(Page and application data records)
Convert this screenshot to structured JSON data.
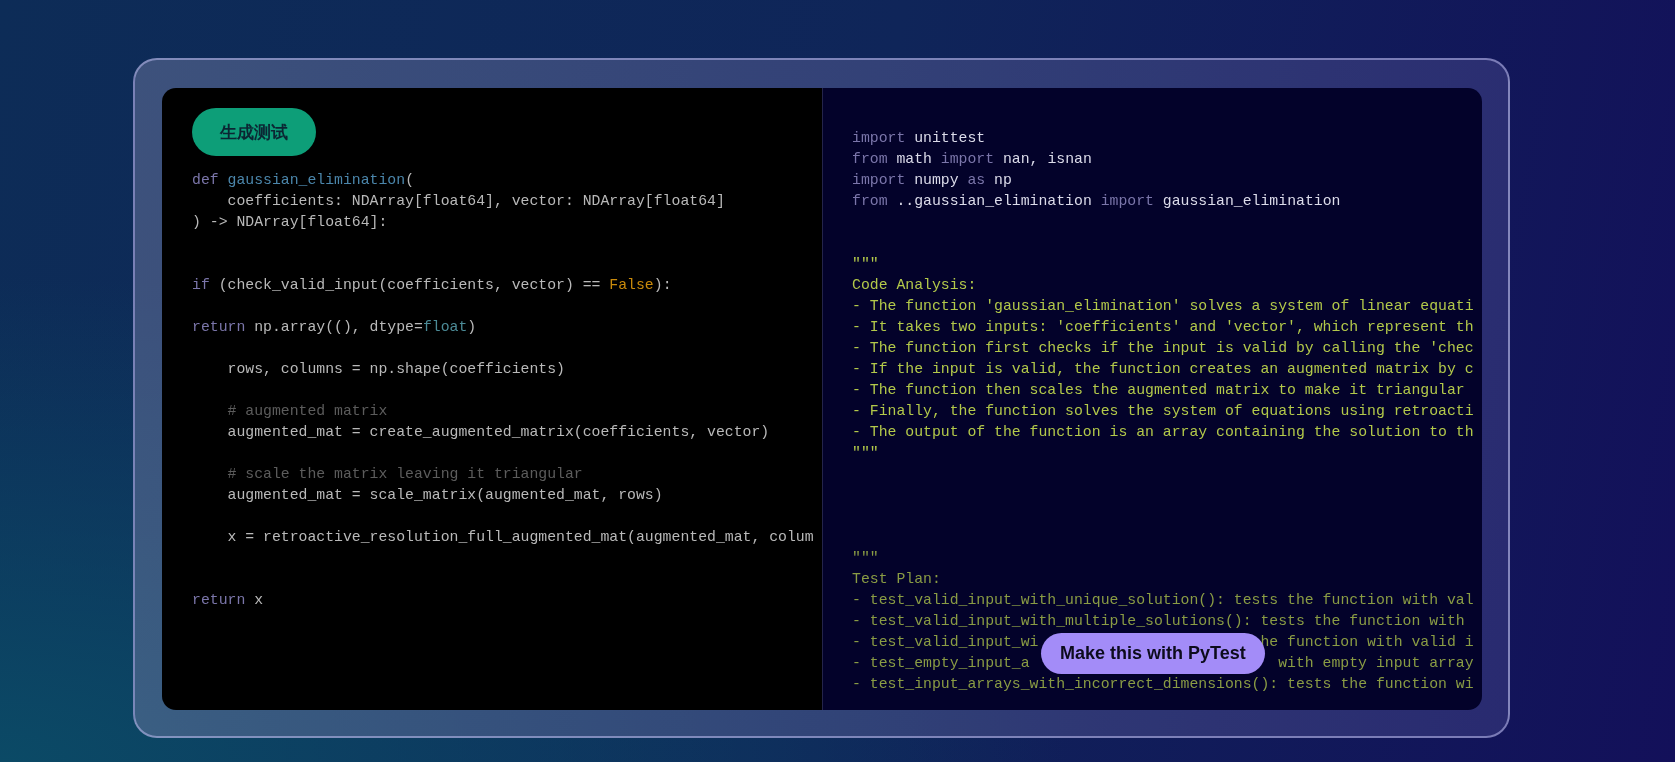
{
  "left_panel": {
    "generate_button": {
      "label": "生成测试"
    },
    "code_lines": [
      {
        "kind": "code",
        "tokens": [
          {
            "kind": "kw",
            "text": "def "
          },
          {
            "kind": "fn",
            "text": "gaussian_elimination"
          },
          {
            "kind": "text",
            "text": "("
          }
        ]
      },
      {
        "kind": "code",
        "tokens": [
          {
            "kind": "text",
            "text": "    coefficients: NDArray[float64], vector: NDArray[float64]"
          }
        ]
      },
      {
        "kind": "code",
        "tokens": [
          {
            "kind": "text",
            "text": ") -> NDArray[float64]:"
          }
        ]
      },
      {
        "kind": "blank"
      },
      {
        "kind": "blank"
      },
      {
        "kind": "code",
        "tokens": [
          {
            "kind": "kw",
            "text": "if "
          },
          {
            "kind": "text",
            "text": "(check_valid_input(coefficients, vector) == "
          },
          {
            "kind": "const",
            "text": "False"
          },
          {
            "kind": "text",
            "text": "):"
          }
        ]
      },
      {
        "kind": "blank"
      },
      {
        "kind": "code",
        "tokens": [
          {
            "kind": "kw",
            "text": "return "
          },
          {
            "kind": "text",
            "text": "np.array((), dtype="
          },
          {
            "kind": "builtin",
            "text": "float"
          },
          {
            "kind": "text",
            "text": ")"
          }
        ]
      },
      {
        "kind": "blank"
      },
      {
        "kind": "code",
        "tokens": [
          {
            "kind": "text",
            "text": "    rows, columns = np.shape(coefficients)"
          }
        ]
      },
      {
        "kind": "blank"
      },
      {
        "kind": "code",
        "tokens": [
          {
            "kind": "comment",
            "text": "    # augmented matrix"
          }
        ]
      },
      {
        "kind": "code",
        "tokens": [
          {
            "kind": "text",
            "text": "    augmented_mat = create_augmented_matrix(coefficients, vector)"
          }
        ]
      },
      {
        "kind": "blank"
      },
      {
        "kind": "code",
        "tokens": [
          {
            "kind": "comment",
            "text": "    # scale the matrix leaving it triangular"
          }
        ]
      },
      {
        "kind": "code",
        "tokens": [
          {
            "kind": "text",
            "text": "    augmented_mat = scale_matrix(augmented_mat, rows)"
          }
        ]
      },
      {
        "kind": "blank"
      },
      {
        "kind": "code",
        "tokens": [
          {
            "kind": "text",
            "text": "    x = retroactive_resolution_full_augmented_mat(augmented_mat, colum"
          }
        ]
      },
      {
        "kind": "blank"
      },
      {
        "kind": "blank"
      },
      {
        "kind": "code",
        "tokens": [
          {
            "kind": "kw",
            "text": "return "
          },
          {
            "kind": "text",
            "text": "x"
          }
        ]
      }
    ]
  },
  "right_panel": {
    "code_lines": [
      {
        "kind": "code",
        "tokens": [
          {
            "kind": "kw",
            "text": "import "
          },
          {
            "kind": "name",
            "text": "unittest"
          }
        ]
      },
      {
        "kind": "code",
        "tokens": [
          {
            "kind": "kw",
            "text": "from "
          },
          {
            "kind": "name",
            "text": "math "
          },
          {
            "kind": "kw",
            "text": "import "
          },
          {
            "kind": "name",
            "text": "nan, isnan"
          }
        ]
      },
      {
        "kind": "code",
        "tokens": [
          {
            "kind": "kw",
            "text": "import "
          },
          {
            "kind": "name",
            "text": "numpy "
          },
          {
            "kind": "kw",
            "text": "as "
          },
          {
            "kind": "name",
            "text": "np"
          }
        ]
      },
      {
        "kind": "code",
        "tokens": [
          {
            "kind": "kw",
            "text": "from "
          },
          {
            "kind": "name",
            "text": "..gaussian_elimination "
          },
          {
            "kind": "kw",
            "text": "import "
          },
          {
            "kind": "name",
            "text": "gaussian_elimination"
          }
        ]
      },
      {
        "kind": "blank"
      },
      {
        "kind": "blank"
      },
      {
        "kind": "code",
        "tokens": [
          {
            "kind": "doc",
            "text": "\"\"\""
          }
        ]
      },
      {
        "kind": "code",
        "tokens": [
          {
            "kind": "doc",
            "text": "Code Analysis:"
          }
        ]
      },
      {
        "kind": "code",
        "tokens": [
          {
            "kind": "doc",
            "text": "- The function 'gaussian_elimination' solves a system of linear equati"
          }
        ]
      },
      {
        "kind": "code",
        "tokens": [
          {
            "kind": "doc",
            "text": "- It takes two inputs: 'coefficients' and 'vector', which represent th"
          }
        ]
      },
      {
        "kind": "code",
        "tokens": [
          {
            "kind": "doc",
            "text": "- The function first checks if the input is valid by calling the 'chec"
          }
        ]
      },
      {
        "kind": "code",
        "tokens": [
          {
            "kind": "doc",
            "text": "- If the input is valid, the function creates an augmented matrix by c"
          }
        ]
      },
      {
        "kind": "code",
        "tokens": [
          {
            "kind": "doc",
            "text": "- The function then scales the augmented matrix to make it triangular"
          }
        ]
      },
      {
        "kind": "code",
        "tokens": [
          {
            "kind": "doc",
            "text": "- Finally, the function solves the system of equations using retroacti"
          }
        ]
      },
      {
        "kind": "code",
        "tokens": [
          {
            "kind": "doc",
            "text": "- The output of the function is an array containing the solution to th"
          }
        ]
      },
      {
        "kind": "code",
        "tokens": [
          {
            "kind": "doc",
            "text": "\"\"\""
          }
        ]
      },
      {
        "kind": "blank"
      },
      {
        "kind": "blank"
      },
      {
        "kind": "blank"
      },
      {
        "kind": "blank"
      },
      {
        "kind": "code",
        "tokens": [
          {
            "kind": "plan",
            "text": "\"\"\""
          }
        ]
      },
      {
        "kind": "code",
        "tokens": [
          {
            "kind": "plan",
            "text": "Test Plan:"
          }
        ]
      },
      {
        "kind": "code",
        "tokens": [
          {
            "kind": "plan",
            "text": "- test_valid_input_with_unique_solution(): tests the function with val"
          }
        ]
      },
      {
        "kind": "code",
        "tokens": [
          {
            "kind": "plan",
            "text": "- test_valid_input_with_multiple_solutions(): tests the function with"
          }
        ]
      },
      {
        "kind": "split",
        "segments": [
          "- test_valid_input_wi",
          "he function with valid i"
        ]
      },
      {
        "kind": "split",
        "segments": [
          "- test_empty_input_a",
          "with empty input array"
        ]
      },
      {
        "kind": "code",
        "tokens": [
          {
            "kind": "plan",
            "text": "- test_input_arrays_with_incorrect_dimensions(): tests the function wi"
          }
        ]
      }
    ],
    "pytest_button": {
      "label": "Make this with PyTest"
    }
  }
}
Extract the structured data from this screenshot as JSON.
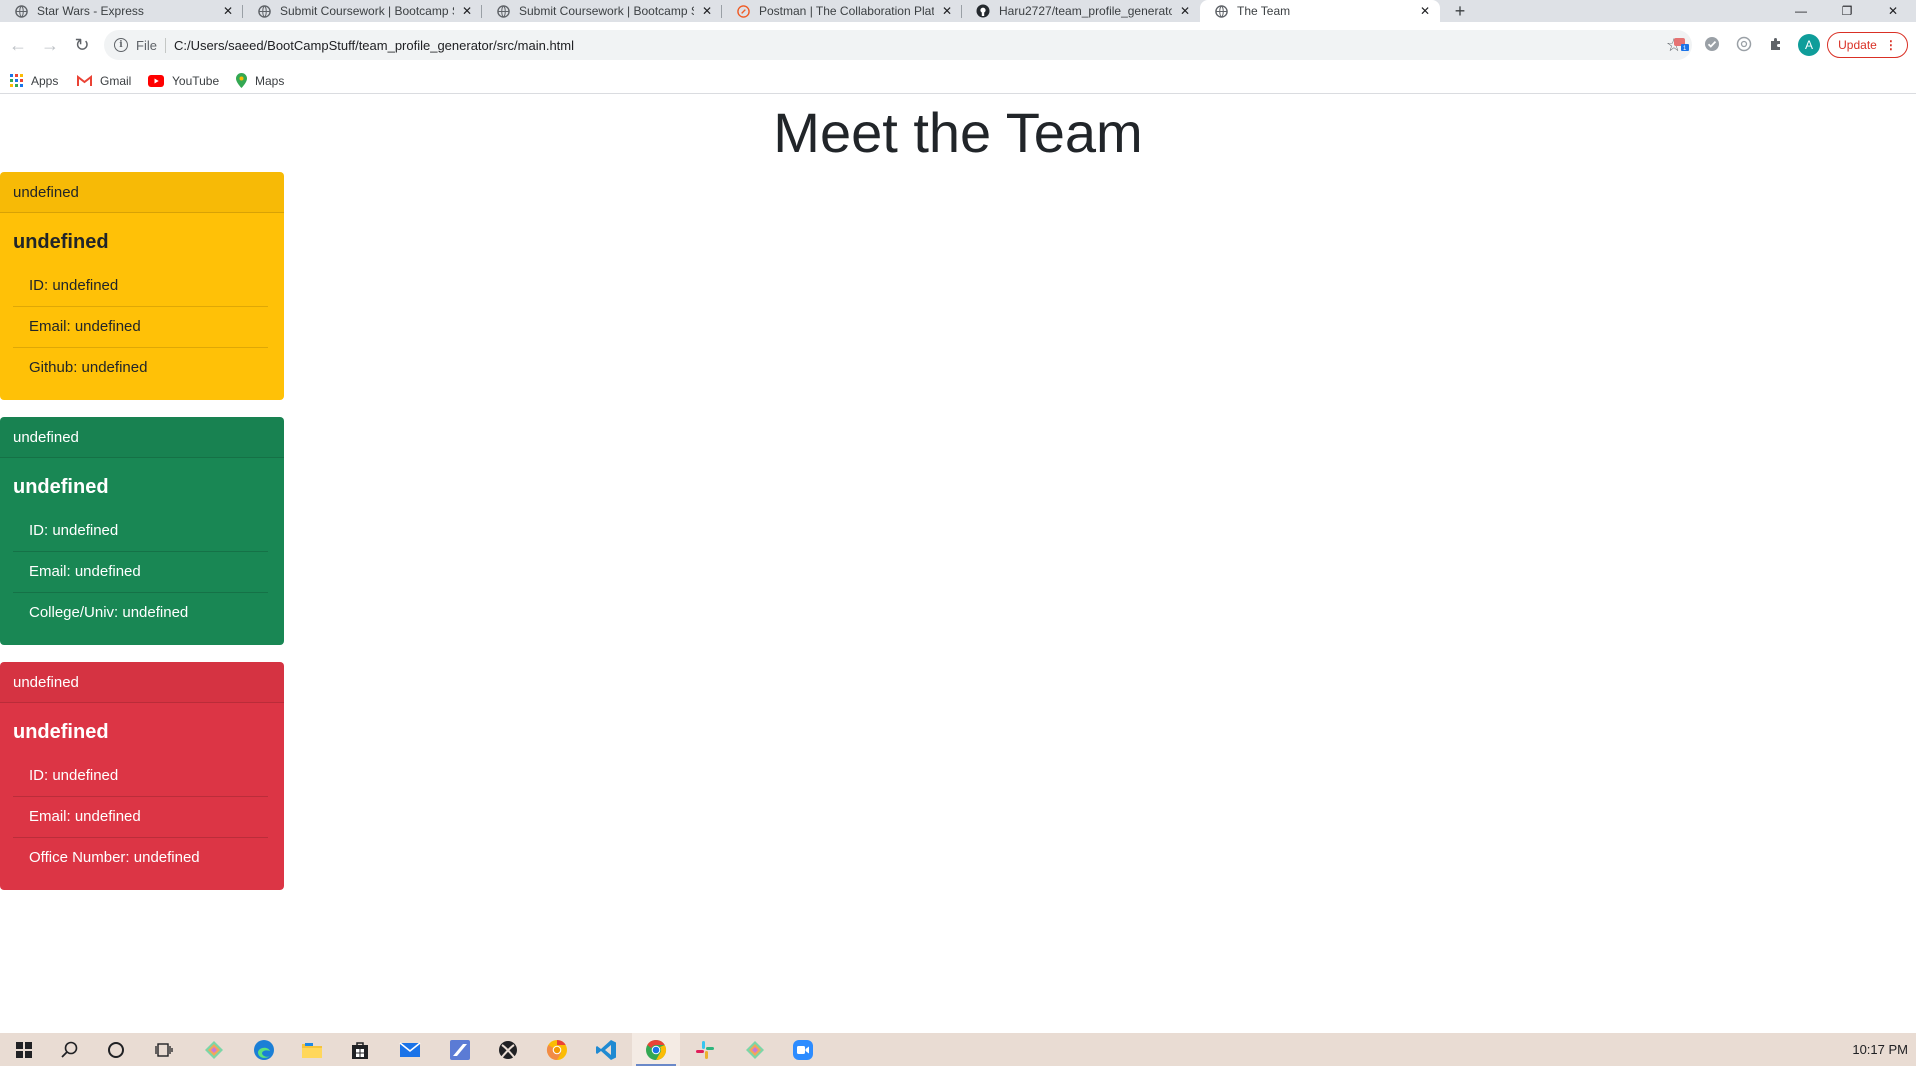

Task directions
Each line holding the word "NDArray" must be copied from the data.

Solution to this exercise
            "text": "    coefficients: NDArray[float64], vector: NDArray[float64]"
            "text": ") -> NDArray[float64]:"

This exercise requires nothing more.